* [WORK INSTRUCTION]: Search the data below, and report every line in which "Registro" occurs.

* [LISTED ENTRIES]:
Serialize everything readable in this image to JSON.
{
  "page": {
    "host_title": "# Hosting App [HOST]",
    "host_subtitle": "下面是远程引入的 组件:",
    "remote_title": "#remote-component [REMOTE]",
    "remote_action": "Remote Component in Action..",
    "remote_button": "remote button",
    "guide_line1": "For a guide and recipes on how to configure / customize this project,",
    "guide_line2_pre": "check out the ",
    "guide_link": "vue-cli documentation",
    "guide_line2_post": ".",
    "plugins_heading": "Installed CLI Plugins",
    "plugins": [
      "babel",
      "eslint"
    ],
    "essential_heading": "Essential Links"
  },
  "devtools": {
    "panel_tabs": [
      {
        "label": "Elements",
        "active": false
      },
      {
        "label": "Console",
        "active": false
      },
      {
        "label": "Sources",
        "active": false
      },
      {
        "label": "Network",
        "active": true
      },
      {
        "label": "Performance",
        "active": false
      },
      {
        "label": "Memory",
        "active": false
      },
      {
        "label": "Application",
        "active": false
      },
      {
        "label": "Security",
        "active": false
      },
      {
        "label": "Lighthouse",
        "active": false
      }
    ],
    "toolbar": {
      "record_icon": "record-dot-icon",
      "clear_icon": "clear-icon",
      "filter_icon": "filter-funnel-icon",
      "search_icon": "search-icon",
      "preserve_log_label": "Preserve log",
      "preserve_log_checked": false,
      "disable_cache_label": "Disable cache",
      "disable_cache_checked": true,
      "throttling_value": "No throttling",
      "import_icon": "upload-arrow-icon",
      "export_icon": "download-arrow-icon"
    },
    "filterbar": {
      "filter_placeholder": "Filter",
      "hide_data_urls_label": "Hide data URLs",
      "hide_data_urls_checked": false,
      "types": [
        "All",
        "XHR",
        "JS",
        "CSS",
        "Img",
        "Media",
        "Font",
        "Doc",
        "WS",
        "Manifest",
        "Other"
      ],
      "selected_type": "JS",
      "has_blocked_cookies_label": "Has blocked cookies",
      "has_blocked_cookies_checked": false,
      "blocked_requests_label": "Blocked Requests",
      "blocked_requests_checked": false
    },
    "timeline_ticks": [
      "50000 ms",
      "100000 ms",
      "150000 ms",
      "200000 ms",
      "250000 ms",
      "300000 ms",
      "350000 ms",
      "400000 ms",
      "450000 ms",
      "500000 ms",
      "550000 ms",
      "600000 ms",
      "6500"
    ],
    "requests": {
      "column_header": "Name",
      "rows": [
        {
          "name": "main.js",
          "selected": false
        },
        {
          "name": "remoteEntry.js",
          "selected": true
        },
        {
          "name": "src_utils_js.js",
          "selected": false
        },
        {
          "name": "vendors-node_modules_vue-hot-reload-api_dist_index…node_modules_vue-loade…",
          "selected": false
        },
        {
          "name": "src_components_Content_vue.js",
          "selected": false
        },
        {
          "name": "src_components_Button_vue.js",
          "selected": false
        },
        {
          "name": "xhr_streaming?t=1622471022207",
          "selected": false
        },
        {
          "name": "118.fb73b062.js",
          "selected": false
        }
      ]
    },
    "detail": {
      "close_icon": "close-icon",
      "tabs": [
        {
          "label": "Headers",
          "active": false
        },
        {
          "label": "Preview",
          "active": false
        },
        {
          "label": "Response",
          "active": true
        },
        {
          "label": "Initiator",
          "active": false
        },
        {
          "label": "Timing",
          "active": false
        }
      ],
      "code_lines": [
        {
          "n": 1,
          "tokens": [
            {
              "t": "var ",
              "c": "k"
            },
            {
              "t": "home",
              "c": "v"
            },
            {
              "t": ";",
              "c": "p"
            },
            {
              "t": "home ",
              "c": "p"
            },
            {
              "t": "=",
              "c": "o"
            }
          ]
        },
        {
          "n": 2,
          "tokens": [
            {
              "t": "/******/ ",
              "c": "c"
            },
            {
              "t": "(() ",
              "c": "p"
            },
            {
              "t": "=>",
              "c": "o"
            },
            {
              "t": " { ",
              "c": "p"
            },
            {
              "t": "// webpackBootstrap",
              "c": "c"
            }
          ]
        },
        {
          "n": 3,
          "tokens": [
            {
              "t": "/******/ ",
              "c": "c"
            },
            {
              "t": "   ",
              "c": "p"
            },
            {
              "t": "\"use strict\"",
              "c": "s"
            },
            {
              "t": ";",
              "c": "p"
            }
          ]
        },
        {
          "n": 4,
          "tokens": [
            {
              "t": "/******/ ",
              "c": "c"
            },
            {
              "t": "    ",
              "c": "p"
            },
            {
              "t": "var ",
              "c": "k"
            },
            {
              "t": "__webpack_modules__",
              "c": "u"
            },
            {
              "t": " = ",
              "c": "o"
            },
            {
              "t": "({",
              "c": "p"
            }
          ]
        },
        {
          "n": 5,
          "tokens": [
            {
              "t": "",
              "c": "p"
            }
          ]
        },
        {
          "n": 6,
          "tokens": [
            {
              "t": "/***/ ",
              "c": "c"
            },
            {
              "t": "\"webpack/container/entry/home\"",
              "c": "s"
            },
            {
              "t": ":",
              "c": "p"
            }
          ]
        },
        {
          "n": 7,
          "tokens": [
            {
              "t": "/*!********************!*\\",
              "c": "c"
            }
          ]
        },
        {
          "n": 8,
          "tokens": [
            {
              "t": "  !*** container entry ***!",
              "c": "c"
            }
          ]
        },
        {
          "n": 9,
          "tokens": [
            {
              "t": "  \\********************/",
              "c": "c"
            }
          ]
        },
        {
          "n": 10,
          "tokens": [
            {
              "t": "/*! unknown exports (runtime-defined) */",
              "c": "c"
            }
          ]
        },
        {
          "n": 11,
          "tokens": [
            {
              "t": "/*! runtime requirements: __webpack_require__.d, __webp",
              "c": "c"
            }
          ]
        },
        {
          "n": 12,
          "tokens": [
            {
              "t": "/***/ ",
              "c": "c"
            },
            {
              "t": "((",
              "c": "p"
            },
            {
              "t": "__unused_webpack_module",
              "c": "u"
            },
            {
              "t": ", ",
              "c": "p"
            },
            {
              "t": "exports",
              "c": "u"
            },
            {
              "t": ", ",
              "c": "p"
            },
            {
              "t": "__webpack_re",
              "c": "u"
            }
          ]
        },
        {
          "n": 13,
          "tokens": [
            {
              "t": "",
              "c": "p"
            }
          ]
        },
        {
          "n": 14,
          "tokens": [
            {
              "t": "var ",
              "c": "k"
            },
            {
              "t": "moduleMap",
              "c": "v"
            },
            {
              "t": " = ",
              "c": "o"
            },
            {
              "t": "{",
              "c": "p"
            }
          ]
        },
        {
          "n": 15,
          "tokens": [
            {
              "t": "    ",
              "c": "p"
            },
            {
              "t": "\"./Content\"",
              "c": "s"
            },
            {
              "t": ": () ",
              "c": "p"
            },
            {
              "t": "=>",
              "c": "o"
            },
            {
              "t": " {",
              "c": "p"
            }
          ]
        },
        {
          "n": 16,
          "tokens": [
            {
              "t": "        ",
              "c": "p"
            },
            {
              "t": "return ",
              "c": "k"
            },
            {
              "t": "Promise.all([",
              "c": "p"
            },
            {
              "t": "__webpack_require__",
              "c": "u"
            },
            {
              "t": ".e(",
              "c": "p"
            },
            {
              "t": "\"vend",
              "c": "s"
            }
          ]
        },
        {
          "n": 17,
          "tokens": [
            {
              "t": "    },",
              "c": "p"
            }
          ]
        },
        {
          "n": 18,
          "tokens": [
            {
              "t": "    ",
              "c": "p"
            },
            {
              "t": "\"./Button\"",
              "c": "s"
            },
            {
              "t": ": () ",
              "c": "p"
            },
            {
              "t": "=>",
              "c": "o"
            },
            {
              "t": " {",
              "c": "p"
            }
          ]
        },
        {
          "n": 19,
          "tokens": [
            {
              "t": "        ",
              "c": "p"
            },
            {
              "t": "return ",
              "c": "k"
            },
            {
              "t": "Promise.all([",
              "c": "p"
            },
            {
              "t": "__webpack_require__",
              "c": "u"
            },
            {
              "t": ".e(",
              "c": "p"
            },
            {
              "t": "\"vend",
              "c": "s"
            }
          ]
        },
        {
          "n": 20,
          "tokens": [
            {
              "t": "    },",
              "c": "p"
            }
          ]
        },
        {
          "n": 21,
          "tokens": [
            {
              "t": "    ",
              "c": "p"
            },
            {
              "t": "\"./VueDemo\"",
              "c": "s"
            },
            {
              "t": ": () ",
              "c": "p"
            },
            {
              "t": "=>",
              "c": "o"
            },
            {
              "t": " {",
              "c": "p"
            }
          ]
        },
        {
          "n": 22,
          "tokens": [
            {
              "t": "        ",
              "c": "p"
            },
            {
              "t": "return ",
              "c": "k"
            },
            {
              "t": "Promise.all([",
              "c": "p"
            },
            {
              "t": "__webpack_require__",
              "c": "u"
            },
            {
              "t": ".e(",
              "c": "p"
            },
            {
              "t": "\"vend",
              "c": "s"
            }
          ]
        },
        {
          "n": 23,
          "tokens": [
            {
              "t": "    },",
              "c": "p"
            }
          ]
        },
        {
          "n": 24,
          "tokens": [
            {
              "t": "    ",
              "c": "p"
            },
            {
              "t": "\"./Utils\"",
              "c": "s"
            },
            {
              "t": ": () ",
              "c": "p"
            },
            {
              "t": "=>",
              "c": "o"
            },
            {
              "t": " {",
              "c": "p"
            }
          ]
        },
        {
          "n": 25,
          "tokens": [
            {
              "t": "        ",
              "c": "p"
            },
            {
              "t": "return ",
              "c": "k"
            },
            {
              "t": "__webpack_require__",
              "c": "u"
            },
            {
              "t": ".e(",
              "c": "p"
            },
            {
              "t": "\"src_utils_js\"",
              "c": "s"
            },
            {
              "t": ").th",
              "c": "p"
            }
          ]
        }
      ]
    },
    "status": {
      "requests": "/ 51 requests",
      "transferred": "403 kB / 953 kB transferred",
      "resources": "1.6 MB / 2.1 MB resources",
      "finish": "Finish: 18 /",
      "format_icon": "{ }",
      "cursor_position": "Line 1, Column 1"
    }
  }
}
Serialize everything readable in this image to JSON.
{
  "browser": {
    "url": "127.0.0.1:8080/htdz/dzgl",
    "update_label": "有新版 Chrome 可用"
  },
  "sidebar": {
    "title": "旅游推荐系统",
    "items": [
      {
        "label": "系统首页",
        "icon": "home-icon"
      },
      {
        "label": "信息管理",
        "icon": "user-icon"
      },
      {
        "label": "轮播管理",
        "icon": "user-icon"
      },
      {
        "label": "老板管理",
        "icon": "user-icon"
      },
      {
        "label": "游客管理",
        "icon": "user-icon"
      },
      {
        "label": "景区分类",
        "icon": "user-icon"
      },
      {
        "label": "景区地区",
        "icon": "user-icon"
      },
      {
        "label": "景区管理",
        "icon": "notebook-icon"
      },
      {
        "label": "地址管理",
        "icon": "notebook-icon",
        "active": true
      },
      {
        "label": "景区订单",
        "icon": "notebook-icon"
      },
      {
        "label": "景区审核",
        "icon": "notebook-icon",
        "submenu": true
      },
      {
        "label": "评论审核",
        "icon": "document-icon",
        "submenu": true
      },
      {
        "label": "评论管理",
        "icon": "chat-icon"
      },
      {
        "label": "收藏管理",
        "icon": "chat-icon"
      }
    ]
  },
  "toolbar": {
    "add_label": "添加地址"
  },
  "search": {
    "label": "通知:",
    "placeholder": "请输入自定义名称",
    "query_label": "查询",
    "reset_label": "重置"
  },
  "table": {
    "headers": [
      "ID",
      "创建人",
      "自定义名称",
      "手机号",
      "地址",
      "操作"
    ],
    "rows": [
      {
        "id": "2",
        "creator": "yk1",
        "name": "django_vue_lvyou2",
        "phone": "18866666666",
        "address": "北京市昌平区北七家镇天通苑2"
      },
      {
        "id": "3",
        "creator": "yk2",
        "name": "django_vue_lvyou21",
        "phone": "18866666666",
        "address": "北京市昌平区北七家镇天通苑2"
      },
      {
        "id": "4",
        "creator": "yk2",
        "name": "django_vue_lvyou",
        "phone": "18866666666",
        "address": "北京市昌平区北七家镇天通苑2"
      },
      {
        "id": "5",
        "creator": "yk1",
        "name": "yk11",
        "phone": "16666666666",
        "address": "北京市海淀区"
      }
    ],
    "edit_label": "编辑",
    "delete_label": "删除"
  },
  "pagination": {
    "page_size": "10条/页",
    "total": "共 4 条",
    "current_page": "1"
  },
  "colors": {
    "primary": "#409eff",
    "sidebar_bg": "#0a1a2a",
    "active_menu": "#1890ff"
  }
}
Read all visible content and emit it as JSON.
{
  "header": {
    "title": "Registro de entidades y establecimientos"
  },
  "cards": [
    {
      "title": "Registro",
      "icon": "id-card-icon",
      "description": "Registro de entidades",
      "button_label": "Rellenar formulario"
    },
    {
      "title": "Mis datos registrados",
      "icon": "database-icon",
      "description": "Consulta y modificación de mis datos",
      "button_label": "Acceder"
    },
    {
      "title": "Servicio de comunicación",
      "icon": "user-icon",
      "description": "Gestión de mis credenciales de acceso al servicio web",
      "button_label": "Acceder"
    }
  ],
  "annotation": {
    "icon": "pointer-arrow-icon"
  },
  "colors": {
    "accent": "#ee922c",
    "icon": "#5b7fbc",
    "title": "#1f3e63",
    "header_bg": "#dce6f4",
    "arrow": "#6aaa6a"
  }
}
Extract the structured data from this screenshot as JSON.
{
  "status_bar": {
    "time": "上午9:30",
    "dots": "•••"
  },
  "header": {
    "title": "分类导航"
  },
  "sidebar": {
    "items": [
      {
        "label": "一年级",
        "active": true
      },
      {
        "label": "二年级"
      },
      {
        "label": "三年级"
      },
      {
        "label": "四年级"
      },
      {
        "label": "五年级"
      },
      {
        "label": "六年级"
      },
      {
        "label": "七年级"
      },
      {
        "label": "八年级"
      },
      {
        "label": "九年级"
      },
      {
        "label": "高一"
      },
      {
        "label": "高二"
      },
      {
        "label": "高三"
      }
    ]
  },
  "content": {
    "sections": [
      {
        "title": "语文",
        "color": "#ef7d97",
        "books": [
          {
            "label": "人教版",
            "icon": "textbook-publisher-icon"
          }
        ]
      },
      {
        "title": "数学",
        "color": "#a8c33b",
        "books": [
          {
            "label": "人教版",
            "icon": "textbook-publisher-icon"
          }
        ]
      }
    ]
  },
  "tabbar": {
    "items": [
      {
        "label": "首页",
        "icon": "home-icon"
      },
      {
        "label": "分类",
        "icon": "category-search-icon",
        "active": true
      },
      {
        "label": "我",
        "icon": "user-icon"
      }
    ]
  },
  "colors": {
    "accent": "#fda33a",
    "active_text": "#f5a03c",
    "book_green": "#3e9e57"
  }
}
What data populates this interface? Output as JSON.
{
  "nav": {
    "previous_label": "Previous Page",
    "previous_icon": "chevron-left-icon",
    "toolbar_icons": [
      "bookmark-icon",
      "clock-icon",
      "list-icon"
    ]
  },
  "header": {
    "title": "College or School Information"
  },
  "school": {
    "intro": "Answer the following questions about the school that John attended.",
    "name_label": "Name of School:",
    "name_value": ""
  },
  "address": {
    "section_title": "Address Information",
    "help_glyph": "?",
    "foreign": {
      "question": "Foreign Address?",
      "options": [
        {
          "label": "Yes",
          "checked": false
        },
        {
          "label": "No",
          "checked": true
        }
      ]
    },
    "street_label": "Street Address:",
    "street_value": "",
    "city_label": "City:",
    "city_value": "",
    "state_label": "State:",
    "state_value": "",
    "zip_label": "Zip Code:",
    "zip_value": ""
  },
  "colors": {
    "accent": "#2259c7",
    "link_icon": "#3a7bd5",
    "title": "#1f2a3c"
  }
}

* [TASK SOLUTION]:
    "title": "Registro de entidades y establecimientos"
      "title": "Registro",
      "description": "Registro de entidades",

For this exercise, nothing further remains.